This is a comparable office that has been therefore weighed down that have jobless claims and you may technical affairs in the very beginning of the pandemic one to huge numbers of people failed to availability unemployment advantages. “It provided me with the brand new poor runaround to possess days-We actually entitled her or him whining,” states Zahab.
She after that made an effort to enroll in a full time income-based cost program however, states their loan servicer, Navient, made it tough, demanding an authorized page on the country’s jobless office showing she is actually jobless
“I did not wed since the I didn’t wish to have individuals stuck using my financial obligation,” she claims. “I did not enjoys babies because of it. It basically regulated my whole trajectory.” (Highest beginner-loan obligations has been shown so you can spoil women’s odds of wedding.) Zahab claims she would like to leave the lady courtroom career about and you will show, when the she can just only escape the lady debt. This woman is not the only one within the impact professionally constrained; good 2017 investigation found that proprietors out of beginner obligations was basically less choosy regarding job market and more browsing accept suboptimal work that have been region-time or perhaps in an industry one don’t appeal him or her.
Zahab’s feel shows the difficulty out-of applications which can be designed to assist anybody however, which might be very hard to gain access to. That federal money-motivated fees system basics month-to-month costs on the good borrower’s earnings and forgives debt immediately following two decades of costs. But just 32 of your more or less 2 mil individuals who you are going to have been able to be eligible for the applying got their fund forgiven, considering a recent declaration throughout the Pupil Borrower Coverage Cardio while the NCLC. Area of the problem is that the personal organizations upkeep financing steered individuals out of for example software, according to several legal actions. The us government including lets people who believe these include defrauded of the personal having-money universities to use having their funds payday loans Burlington KY forgiven. For the lining one to techniques to possess 72,000 like individuals have been denied complete relief into the Trump Administration.
Zahab is actually in the end capable join a living-depending payment program in the February, minimizing the woman monthly payments away from $934 so you’re able to $53. She’s going to have to make repayments for a few years in advance of their left loans was forgiven.
Heaps states her feel was furthermore exasperating.
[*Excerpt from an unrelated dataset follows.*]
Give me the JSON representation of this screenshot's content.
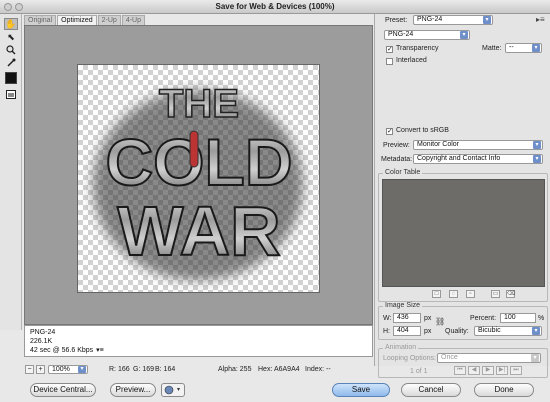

Historically, she invested days into phone with various servicers due to the fact her financing is actually directed from a single business to some other; they often provided this lady incorrect guidance, she says. Occasionally, she failed to imagine she’d enable it to be, and in truth this lady app was declined within the . An employer during the mortgage servicer told Piles the Education Assistant at the time, Betsy DeVos, would need to sign off on her forgiveness application really.
The trouble made their even more calculated than in the past. “I found myself such as for instance, ‘I am going to outplay your; you aren’t going to get me to subside,’” Piles informs me.
After a course-action suit submitted of the members of the new American Federation of Instructors, the borrowed funds servicer Navient agreed for the October to simply help point a whole lot more individuals to the mortgage-forgiveness potential
This new feel of Zahab and you will Piles underscore why blanket forgiveness can seem appealing. Rather than force individuals to jump through countless hoops, why not just wipe out a portion of everyone’s loans, as Warren and Schumer proposed? But that may not be equitable, because those who have the highest level of debt forgiven tend to be those with advanced degrees, who are earning high incomes. A better idea, advocates say, would be to make it simpler for everyone to access income-based forgiveness programs. One such program, Revised Pay as You Earn, or REPAYE, lets borrowers pay 10% of their discretionary income; after 25 years of payments, or 20 years for people who took out loans for undergraduate study, the remaining debt is wiped out.
Numerous legal actions are attempting to create more comfortable for consumers to know about and you may accessibility those people forgiveness programs. A february payment ranging from Massachusetts attorney general Maura Healey in addition to Pennsylvania Higher education Guidance Department (PHEAA), hence really does providers given that FedLoan Upkeep, need PHEAA to replace borrowers’ improvements into the loan forgiveness in the event the errors caused these to log off song.